Wrongful death cases often are settled out of court, particularly if the defendant realizes that a jury will be very sympathetic to a plaintiff. If your case is headed for settlement, you may be presented with an offer of a structured settlement.
With structured settlements, installment payments are staggered at regular intervals over a predetermined length of time. It could be for as few as five or 10 years or may last for the duration of the life of the plaintiff. These settlements are also useful in personal injury cases with catastrophic injuries that prevent or diminish a plaintiff from working again. If the deceased individual in a wrongful death lawsuit was the breadwinner of a family, a structured settlement can ensure that a family’s economic needs will continue to be met, despite the death of their family member.
With structured settlements, insurance companies usually fund annuities that will generate continuous streams of income over the settlement’s term.
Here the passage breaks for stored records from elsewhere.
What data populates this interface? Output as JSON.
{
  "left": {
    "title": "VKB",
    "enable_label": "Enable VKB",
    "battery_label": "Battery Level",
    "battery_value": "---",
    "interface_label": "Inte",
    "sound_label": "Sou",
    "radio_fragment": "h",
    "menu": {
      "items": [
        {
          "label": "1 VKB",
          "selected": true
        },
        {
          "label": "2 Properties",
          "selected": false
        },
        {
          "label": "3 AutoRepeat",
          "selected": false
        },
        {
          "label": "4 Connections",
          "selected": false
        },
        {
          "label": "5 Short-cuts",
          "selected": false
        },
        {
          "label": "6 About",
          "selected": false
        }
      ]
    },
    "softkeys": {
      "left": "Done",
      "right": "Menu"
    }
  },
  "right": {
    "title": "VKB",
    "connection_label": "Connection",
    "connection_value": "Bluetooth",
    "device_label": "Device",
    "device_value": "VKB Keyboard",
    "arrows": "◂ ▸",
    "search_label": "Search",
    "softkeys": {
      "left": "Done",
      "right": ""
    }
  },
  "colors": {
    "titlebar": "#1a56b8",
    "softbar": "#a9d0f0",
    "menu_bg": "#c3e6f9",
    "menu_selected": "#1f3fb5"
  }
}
Below are some pros and cons of which plaintiffs should be aware.
— The guarantee of payments for a set period of time can be attractive for families who might otherwise run out of money with a lump-sum settlement.
— Annuities can be designed to meet plaintiffs’ individual needs and contingencies.
— Insurance laws on the state level guarantee insurers’ obligations and offer safety nets if insurance companies become insolvent.
— When defendants and plaintiffs are struggling to reach a workable compromise during negotiations, structured settlements can be proposed that meet both parties’ specifications.
— There can be adverse tax consequences stemming from structured settlements in wrongful death cases. It’s always wise to retain a certified public accountant or other financial professional to advise on this matter before settling.
— Future economic conditions, like recessions or inflation rates, could render the settlement payments insufficient.
— Should a need arise to access a large amount of money quickly, it can be expensive to liquidate a structured settlement through a broker that “buys” them for a hefty chunk of the total.
Your attorney can provide advice and guidance during these negotiations so that you get the best deal possible.
Source: Findlaw, “Structured Settlements: Pros and Cons,” accessed Sep. 30, 2016